We enjoyed lunch together after the game and got done in time to meet Pat’s mom and pick up our mountain of Amazon packages.  We went on another ordering binge and had them shipped to her house.  She hauled them all down for us since I begged.  Looking for that part to fix the shower!

Queen of Peace

Pat and I opted for the Easter vigil mass this year and it was a lovely service at Queen of Peace Catholic Church.  I have to mention it since it was quite an experience.  It lasted almost 3 hours, but that wasn’t the most noteworthy part.  We got there early and had great seats, but got up like most people to watch the candle-lighting outside and process in with our candles.  Our seats along with every other visible seat were taken when we got back in.  I admit, I was annoyed, but we stood at the back wall behind the back pews to make the best of it.  Into the first few readings, a gentleman in a pew directly in front of us had some kind of medical emergency.  His family member looked us right in the eyes and said she needed help.  I pulled out my phone, dialed 911, gave the church address, and then handed it over to her.  After the paramedics arrived, she returned the phone, I gave her a hug and Pat says “now we know why we lost our seats”.  Made me cry, but it was exactly what I was thinking.
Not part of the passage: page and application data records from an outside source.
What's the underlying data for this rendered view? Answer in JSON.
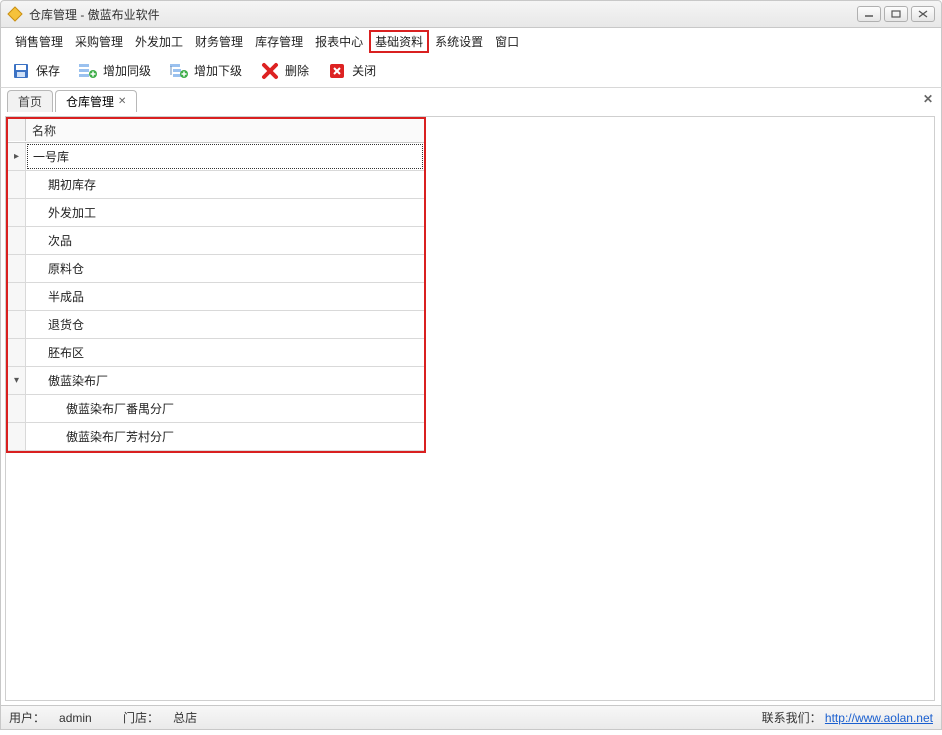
{
  "window": {
    "title": "仓库管理 - 傲蓝布业软件"
  },
  "menu": {
    "items": [
      "销售管理",
      "采购管理",
      "外发加工",
      "财务管理",
      "库存管理",
      "报表中心",
      "基础资料",
      "系统设置",
      "窗口"
    ],
    "highlighted_index": 6
  },
  "toolbar": {
    "save": "保存",
    "add_sibling": "增加同级",
    "add_child": "增加下级",
    "delete": "删除",
    "close": "关闭"
  },
  "tabs": {
    "items": [
      {
        "label": "首页",
        "closable": false,
        "active": false
      },
      {
        "label": "仓库管理",
        "closable": true,
        "active": true
      }
    ]
  },
  "grid": {
    "header": "名称",
    "rows": [
      {
        "label": "一号库",
        "indent": 1,
        "selected": true,
        "marker": "▸"
      },
      {
        "label": "期初库存",
        "indent": 1
      },
      {
        "label": "外发加工",
        "indent": 1
      },
      {
        "label": "次品",
        "indent": 1
      },
      {
        "label": "原料仓",
        "indent": 1
      },
      {
        "label": "半成品",
        "indent": 1
      },
      {
        "label": "退货仓",
        "indent": 1
      },
      {
        "label": "胚布区",
        "indent": 1
      },
      {
        "label": "傲蓝染布厂",
        "indent": 1,
        "expander": "▾"
      },
      {
        "label": "傲蓝染布厂番禺分厂",
        "indent": 2
      },
      {
        "label": "傲蓝染布厂芳村分厂",
        "indent": 2
      }
    ]
  },
  "status": {
    "user_label": "用户：",
    "user_value": "admin",
    "store_label": "门店：",
    "store_value": "总店",
    "contact_label": "联系我们：",
    "contact_link": "http://www.aolan.net"
  }
}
Lunch With Brandon

Denver was a great stop since we got to visit with multiple family members.  Brandon is Pat’s oldest nephew and son of his sister Dee, who we saw in Springfield.  He’s lived all over the place and is well connected.  We had lunch with him after all the Easter hubbub was over.  Turns out he knows the manager and got the food portion comped.  He and Pat talk computers, finances, movies, books, you name it.  There’s never a lull in the conversation.


Here we are saying our good-bys.  Good selfie, huh!  Brandon took it of course.


Always chores and this stop was no exception.  We had a few “developments” during this stop to report.  Actually the first one occurred in Seibert.  The AC completely froze up and wouldn’t cool.  Pat had to get out my hair dryer to thaw it all out.  He thought he knew what caused it, so he implemented his “fix” and we were keeping and eye on it in Denver.  Happy to report that the AC is working just fine, so no worries there.  I know you wouldn’t think that’s a big deal, but our coach is dark colored and heats up quickly in the sun even if the outdoor temp is cool.  We have to make sure the indoor temp stays cool for Jackson when we are away, so this is very important.  Whew!  At least we don’t need a new AC unit.  I’m sure those are cheap….

Then chromebook #2 did not awaken after I made the last post.  Dead as a doornail.  So off we go to Best Buy for another one.  Actually two Best Buys to find the same one again.  I say #2 since our first chromebook got crunched in the RV slideout during one of our first trips in Lucy.  We decided it was a good thing in disguise since we liked the new one so much better.  So join me in welcoming chromebook #3 to the blogging world.

We also spent some quality time in line at Petco to get two vaccines for Jackson.  He’ll be overdue by the time we get to Canada, so we needed to get them updated to make sure we can enter the country.  They are fussy about that.

Speaking of Alaska, we were advised that quality rain gear is a must if we’re spending any time at all there.  We are guaranteed rainy, icky weather at some point, and we don’t want that dampening our sightseeing experiences, literally!  So, off we go to a local sporting goods store and now we both have waterproof jackets and pants.

And the update you’ve all been waiting for.  Two words – HOT WATER!  Yes friends, Pat was able to replace the shower faucet apparatus and we now have water so hot I actually had to turn it down this morning.  Halleluia!  The full-timing lifestyle is saved and I can shower without my teeth chattering.

That about wraps it up for Denver.  We’re bugging out in the am and headed for Wyoming to spend a week with Pat’s mom, brother Jamie and nephew Tyler.  See you on the way!